Two unique, thought-provoking posts by two unique YA authors. The first is Night Runner by Carnegie Medal-winning Tim Bowler and the second is Replica by Australian writer Jack Heath.
Writing Night Runner by Tim Bowler
Night Runner is a fast-moving story and it came to me at a sprint. It’s about a fifteen-year-old boy called Zinny and the novel begins with him hiding in his room at home because he has truanted from school. But within just a few pages we discover that his father is abusive, his mother has a dark secret, and there’s a dangerous man trying to break into the house. A few pages later Zinny is running for his life. When I first started writing Night Runner, I had no clear idea of how the story was going to work out. All I knew for certain was that Zinny was in terrible trouble. But I was hooked and desperate to find out what would happen to him. What appealed to me about Zinny, what made me care about him, was his isolation. He has no one to depend on. He’s not just isolated at school, he’s isolated at home too, and even in his head: he’s cut off from his dreams and confused about what he really wants. He doesn’t have friends to help him and his mum and dad have huge problems of their own.
Should we profit from suffering? by Jack Heath
Good writing usually comes from a bad experience. Philip K. Dick couldn’t have written A Scanner Darkly, his novel about a DEA agent hooked on Substance D, if it weren’t for his own crippling drug addiction. The Makedde Vanderwall series by Tara Moss drew heavily on the abuse Moss had suffered as a young model. Bryce Courtenay wrote movingly about his son’s death in April Fool’s Day.
When a character experiences grief or rage the author takes advantage of his or her own experiences with these emotions, even if the circumstances were radically different. I was once violently ill on an aeroplane and found myself temporarily paralysed and unable to remember who I was. In the prologue of my novel Replica, Chloe Zimetski awakens with all her memories erased, trapped in the basement of someone who looks exactly like her. Chloe’s terror is convincing because of my own.

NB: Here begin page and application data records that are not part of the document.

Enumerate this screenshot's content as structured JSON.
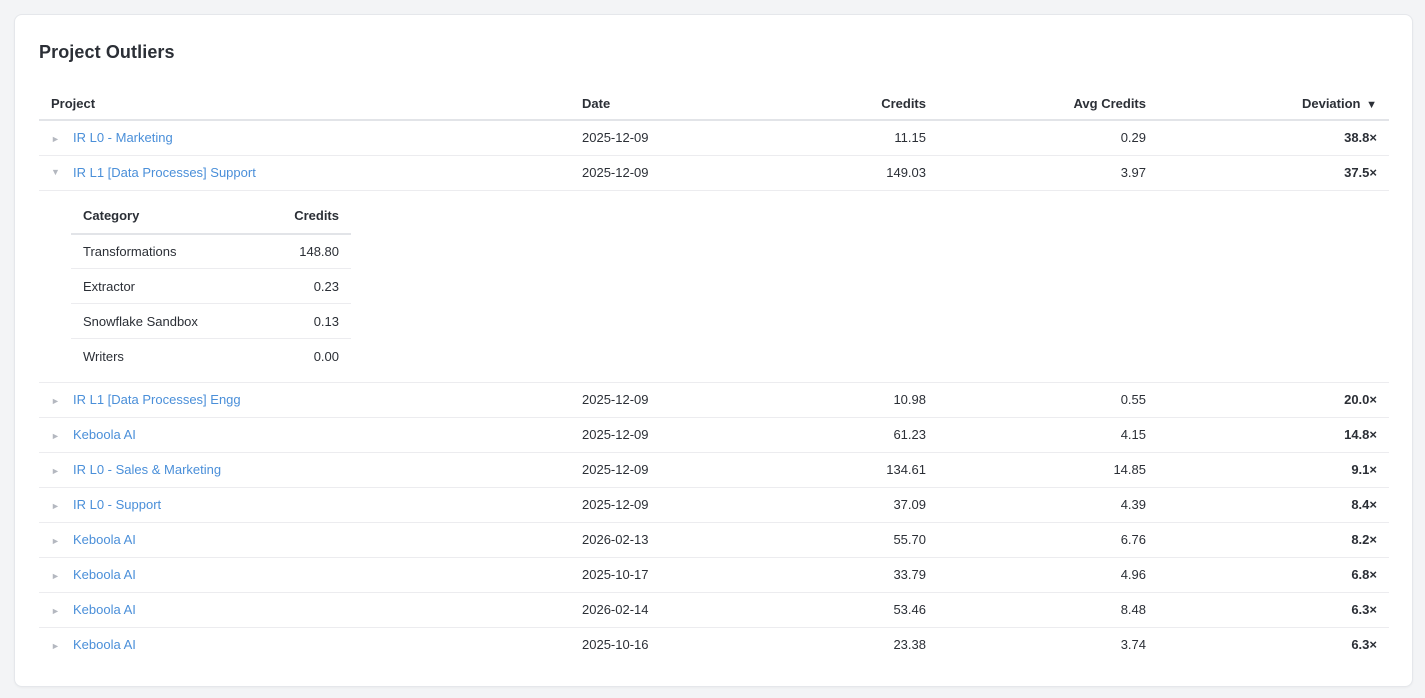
{
  "title": "Project Outliers",
  "columns": {
    "project": "Project",
    "date": "Date",
    "credits": "Credits",
    "avg_credits": "Avg Credits",
    "deviation": "Deviation",
    "sort_indicator": "▼"
  },
  "icons": {
    "collapsed": "►",
    "expanded": "▼"
  },
  "rows": [
    {
      "project": "IR L0 - Marketing",
      "date": "2025-12-09",
      "credits": "11.15",
      "avg": "0.29",
      "deviation": "38.8×"
    },
    {
      "project": "IR L1 [Data Processes] Support",
      "date": "2025-12-09",
      "credits": "149.03",
      "avg": "3.97",
      "deviation": "37.5×"
    },
    {
      "project": "IR L1 [Data Processes] Engg",
      "date": "2025-12-09",
      "credits": "10.98",
      "avg": "0.55",
      "deviation": "20.0×"
    },
    {
      "project": "Keboola AI",
      "date": "2025-12-09",
      "credits": "61.23",
      "avg": "4.15",
      "deviation": "14.8×"
    },
    {
      "project": "IR L0 - Sales & Marketing",
      "date": "2025-12-09",
      "credits": "134.61",
      "avg": "14.85",
      "deviation": "9.1×"
    },
    {
      "project": "IR L0 - Support",
      "date": "2025-12-09",
      "credits": "37.09",
      "avg": "4.39",
      "deviation": "8.4×"
    },
    {
      "project": "Keboola AI",
      "date": "2026-02-13",
      "credits": "55.70",
      "avg": "6.76",
      "deviation": "8.2×"
    },
    {
      "project": "Keboola AI",
      "date": "2025-10-17",
      "credits": "33.79",
      "avg": "4.96",
      "deviation": "6.8×"
    },
    {
      "project": "Keboola AI",
      "date": "2026-02-14",
      "credits": "53.46",
      "avg": "8.48",
      "deviation": "6.3×"
    },
    {
      "project": "Keboola AI",
      "date": "2025-10-16",
      "credits": "23.38",
      "avg": "3.74",
      "deviation": "6.3×"
    }
  ],
  "detail": {
    "category_header": "Category",
    "credits_header": "Credits",
    "items": [
      {
        "category": "Transformations",
        "credits": "148.80"
      },
      {
        "category": "Extractor",
        "credits": "0.23"
      },
      {
        "category": "Snowflake Sandbox",
        "credits": "0.13"
      },
      {
        "category": "Writers",
        "credits": "0.00"
      }
    ]
  }
}
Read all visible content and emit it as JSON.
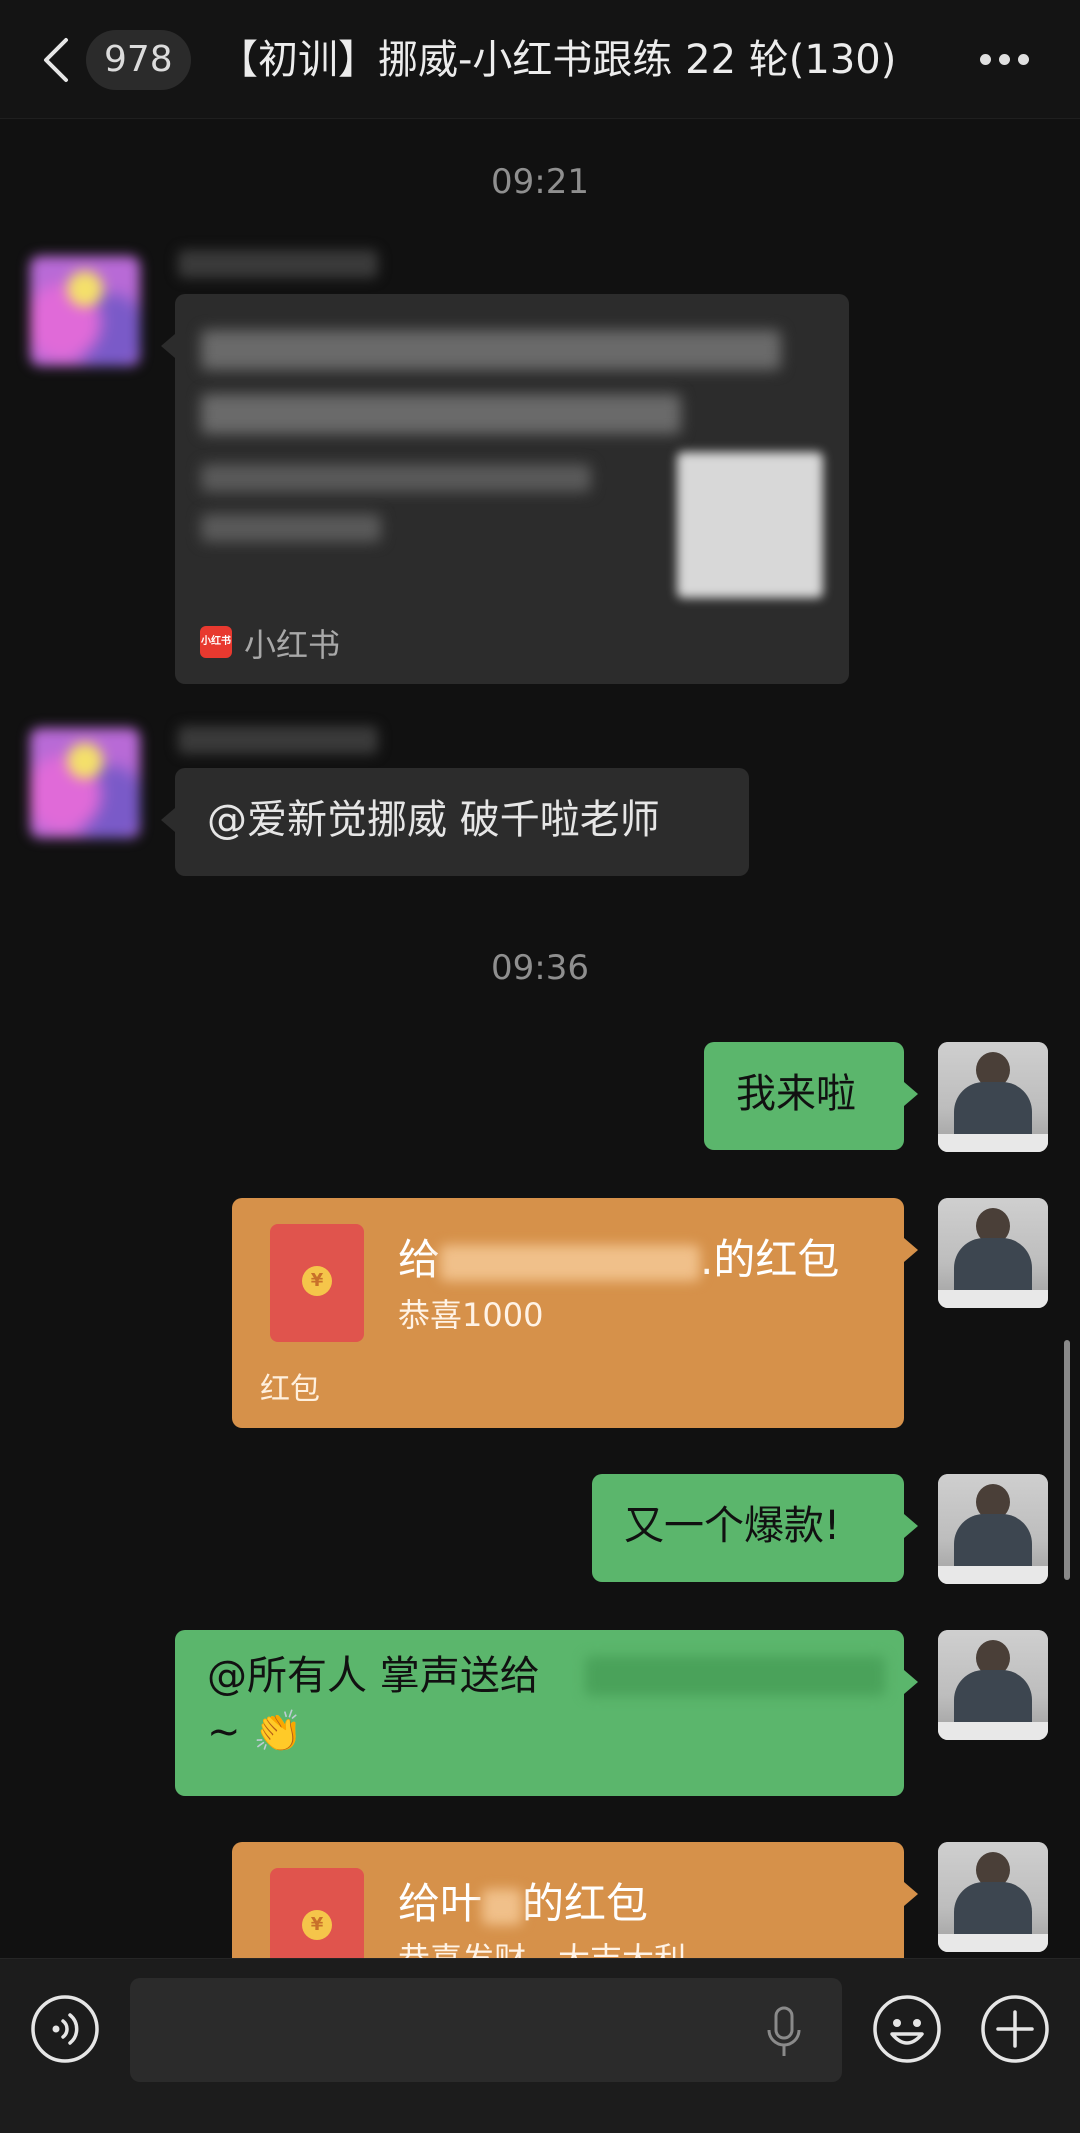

This raises an ethical problem. On the surface Replica is about an android who assumes the identity of her creator in order to investigate a murder. But thematically it’s about what we leave behind when we die. I was compelled to write it after several people close to me passed away.
And now I’m selling it.
Writing can be therapeutic. Sometimes putting trauma into words can help you understand it and let it go. And yet, if a surgeon removes a life-threatening tumour from your abdomen, is it appropriate to put the tumour up for auction? My gut says no, if you’ll pardon the pun.
But this is not a new argument. News sites use tragedy to sell ad space. The advertisers, in turn, profit from universal human feelings of inadequacy. 12 Years A Slave took the plight of African Americans in the 19th century and sold it as entertainment (Django Unchained even more so.) The salaries of police officers depend on the existence of crime. Necessity is the mother of invention, and misfortune is the father of necessity.
If I don’t sell Replica, I can’t afford to write more books. The readers lose. My grief doesn’t get less potent – just less useful. I suffered for nothing.
Perhaps it’s time we stopped asking the question, “Should we profit from pain?” Maybe we should be asking, “Can we afford not to?”
About Jack Heath
Jack Heath was born in 1986 and started writing his first novel in high school. It was published when he was 19. He has since written several award-nominated books for teenagers, which are published all over the world. He lives in Canberra with his wife.
About Tim Bowler
Tim Bowler is one of the UK’s most compelling and original writers for teenagers. He was born in Leigh-on-Sea and after studying Swedish at university he worked in forestry, the timber trade, teaching, and translating before becoming a full-time writer. He lives with his wife in a quiet Devon village and his workroom is a small wooden outhouse known to friends as ‘Tim’s Bolthole’. Tim has written nineteen books and won fifteen awards, including the prestigious Carnegie Medal for River Boy. His books have sold over a million copies worldwide.
This post was originally published on the OUP Children’s Book Voices blog on 17 October 2014.